[[ EXTRACTED INFORMATION, beginning ]]

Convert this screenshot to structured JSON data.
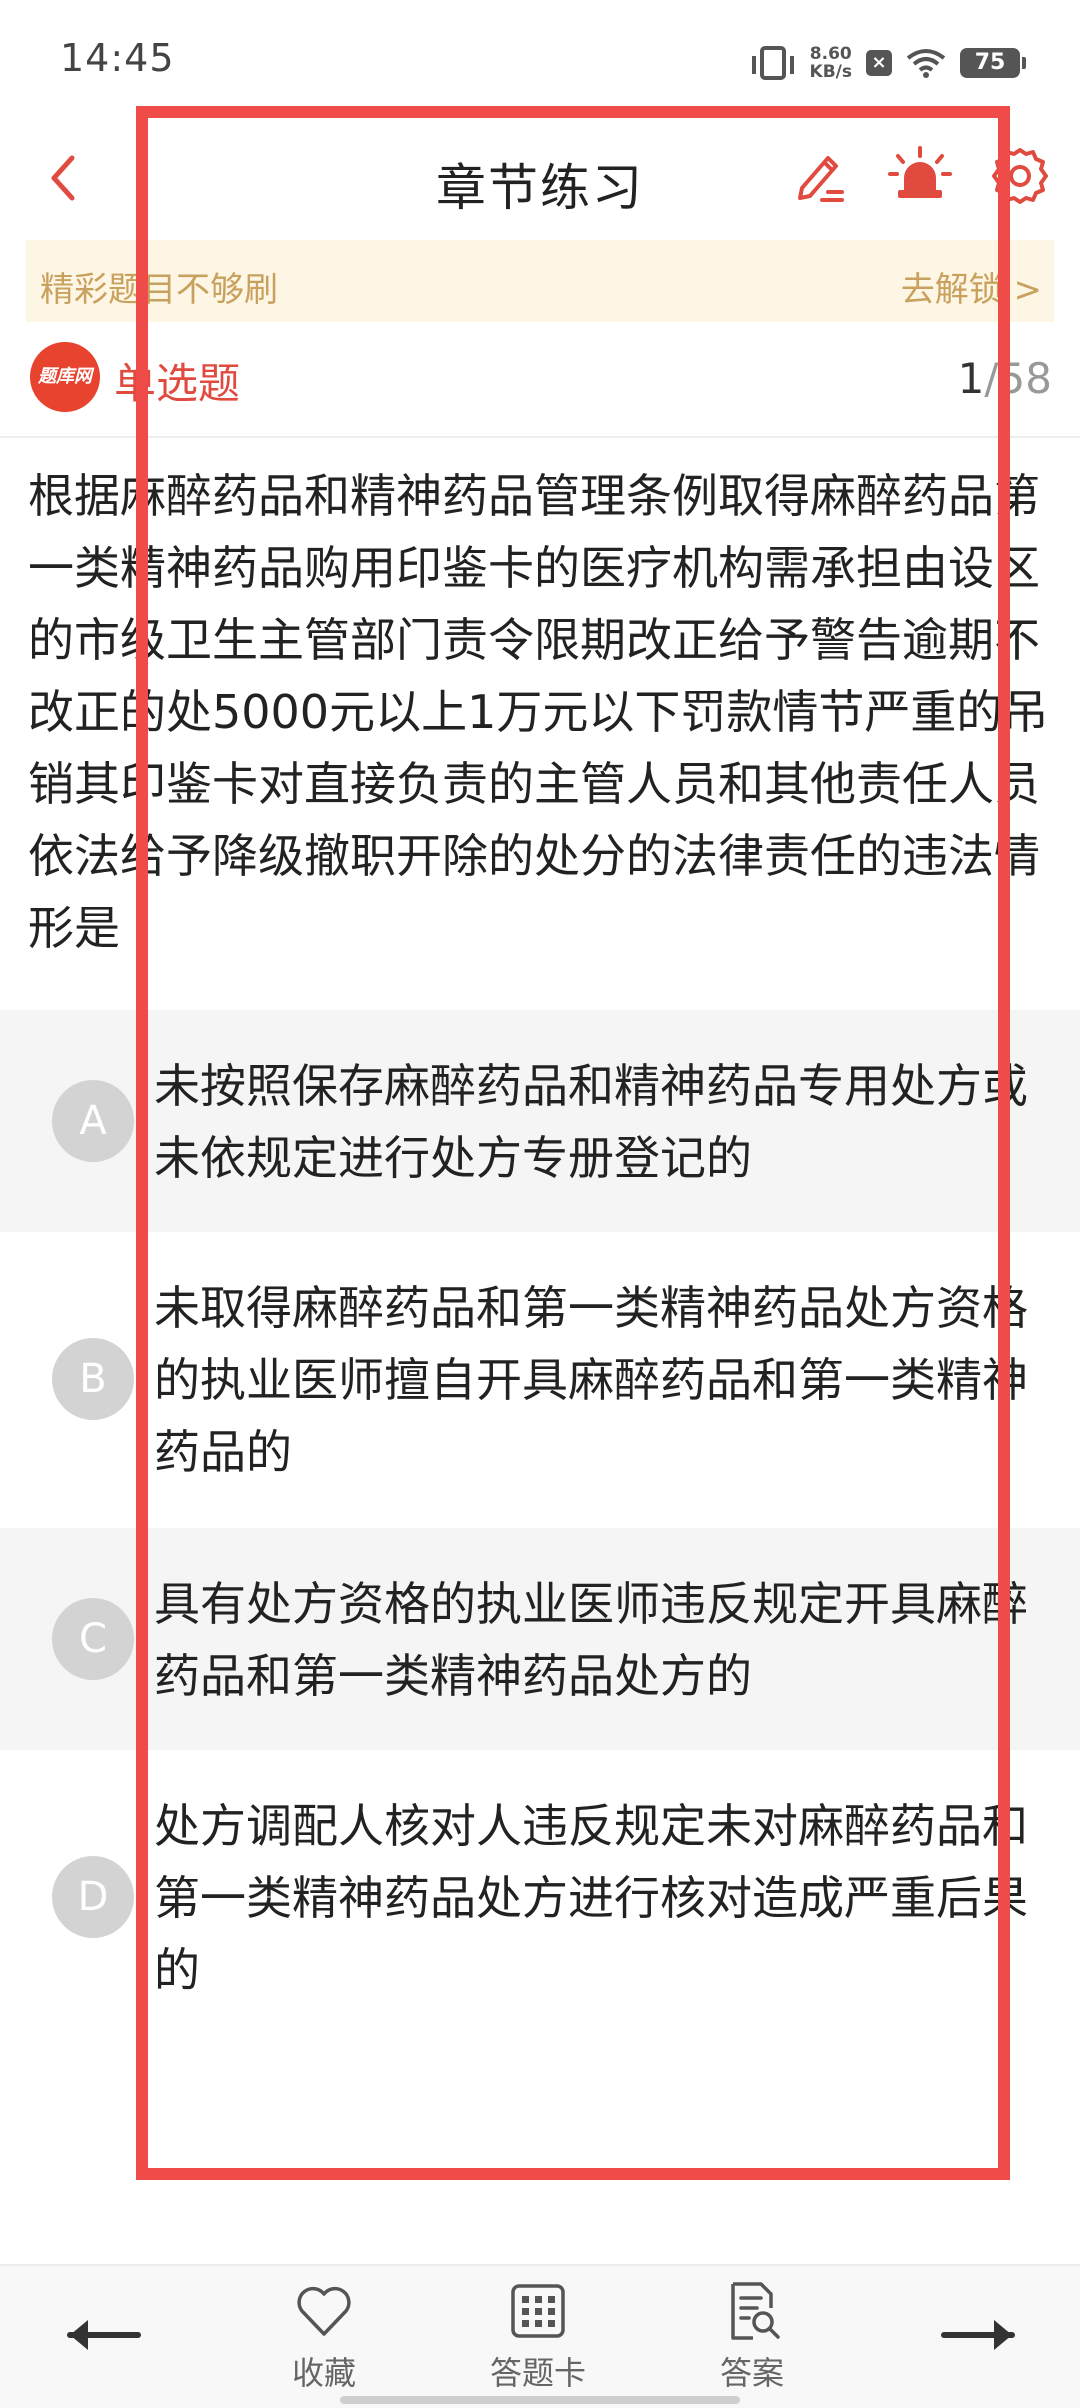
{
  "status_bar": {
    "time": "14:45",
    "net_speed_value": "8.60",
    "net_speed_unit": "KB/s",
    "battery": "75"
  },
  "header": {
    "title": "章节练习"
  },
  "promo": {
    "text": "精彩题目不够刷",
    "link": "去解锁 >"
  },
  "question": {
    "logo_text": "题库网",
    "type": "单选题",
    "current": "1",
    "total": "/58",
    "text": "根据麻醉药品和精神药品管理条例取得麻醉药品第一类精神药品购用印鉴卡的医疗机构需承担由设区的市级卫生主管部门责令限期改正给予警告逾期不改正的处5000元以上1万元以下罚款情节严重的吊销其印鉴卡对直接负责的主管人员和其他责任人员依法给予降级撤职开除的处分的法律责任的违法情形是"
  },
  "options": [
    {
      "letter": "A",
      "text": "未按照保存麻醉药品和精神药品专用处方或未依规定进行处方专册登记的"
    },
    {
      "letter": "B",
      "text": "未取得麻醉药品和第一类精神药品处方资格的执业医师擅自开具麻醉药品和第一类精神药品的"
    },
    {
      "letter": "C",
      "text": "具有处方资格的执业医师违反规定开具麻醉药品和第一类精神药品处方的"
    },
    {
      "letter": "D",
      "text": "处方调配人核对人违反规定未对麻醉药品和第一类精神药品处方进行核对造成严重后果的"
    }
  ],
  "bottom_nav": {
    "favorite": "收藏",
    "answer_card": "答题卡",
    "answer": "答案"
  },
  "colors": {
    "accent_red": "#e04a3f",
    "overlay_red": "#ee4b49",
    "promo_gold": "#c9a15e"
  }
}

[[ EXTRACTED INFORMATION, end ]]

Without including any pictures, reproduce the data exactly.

● **ANSWER SECTION**
Convert this screenshot to structured JSON data.
{
  "status_bar": {
    "time": "14:45",
    "net_speed_value": "8.60",
    "net_speed_unit": "KB/s",
    "battery": "75"
  },
  "header": {
    "title": "章节练习"
  },
  "promo": {
    "text": "精彩题目不够刷",
    "link": "去解锁 >"
  },
  "question": {
    "logo_text": "题库网",
    "type": "单选题",
    "current": "1",
    "total": "/58",
    "text": "根据麻醉药品和精神药品管理条例取得麻醉药品第一类精神药品购用印鉴卡的医疗机构需承担由设区的市级卫生主管部门责令限期改正给予警告逾期不改正的处5000元以上1万元以下罚款情节严重的吊销其印鉴卡对直接负责的主管人员和其他责任人员依法给予降级撤职开除的处分的法律责任的违法情形是"
  },
  "options": [
    {
      "letter": "A",
      "text": "未按照保存麻醉药品和精神药品专用处方或未依规定进行处方专册登记的"
    },
    {
      "letter": "B",
      "text": "未取得麻醉药品和第一类精神药品处方资格的执业医师擅自开具麻醉药品和第一类精神药品的"
    },
    {
      "letter": "C",
      "text": "具有处方资格的执业医师违反规定开具麻醉药品和第一类精神药品处方的"
    },
    {
      "letter": "D",
      "text": "处方调配人核对人违反规定未对麻醉药品和第一类精神药品处方进行核对造成严重后果的"
    }
  ],
  "bottom_nav": {
    "favorite": "收藏",
    "answer_card": "答题卡",
    "answer": "答案"
  },
  "colors": {
    "accent_red": "#e04a3f",
    "overlay_red": "#ee4b49",
    "promo_gold": "#c9a15e"
  }
}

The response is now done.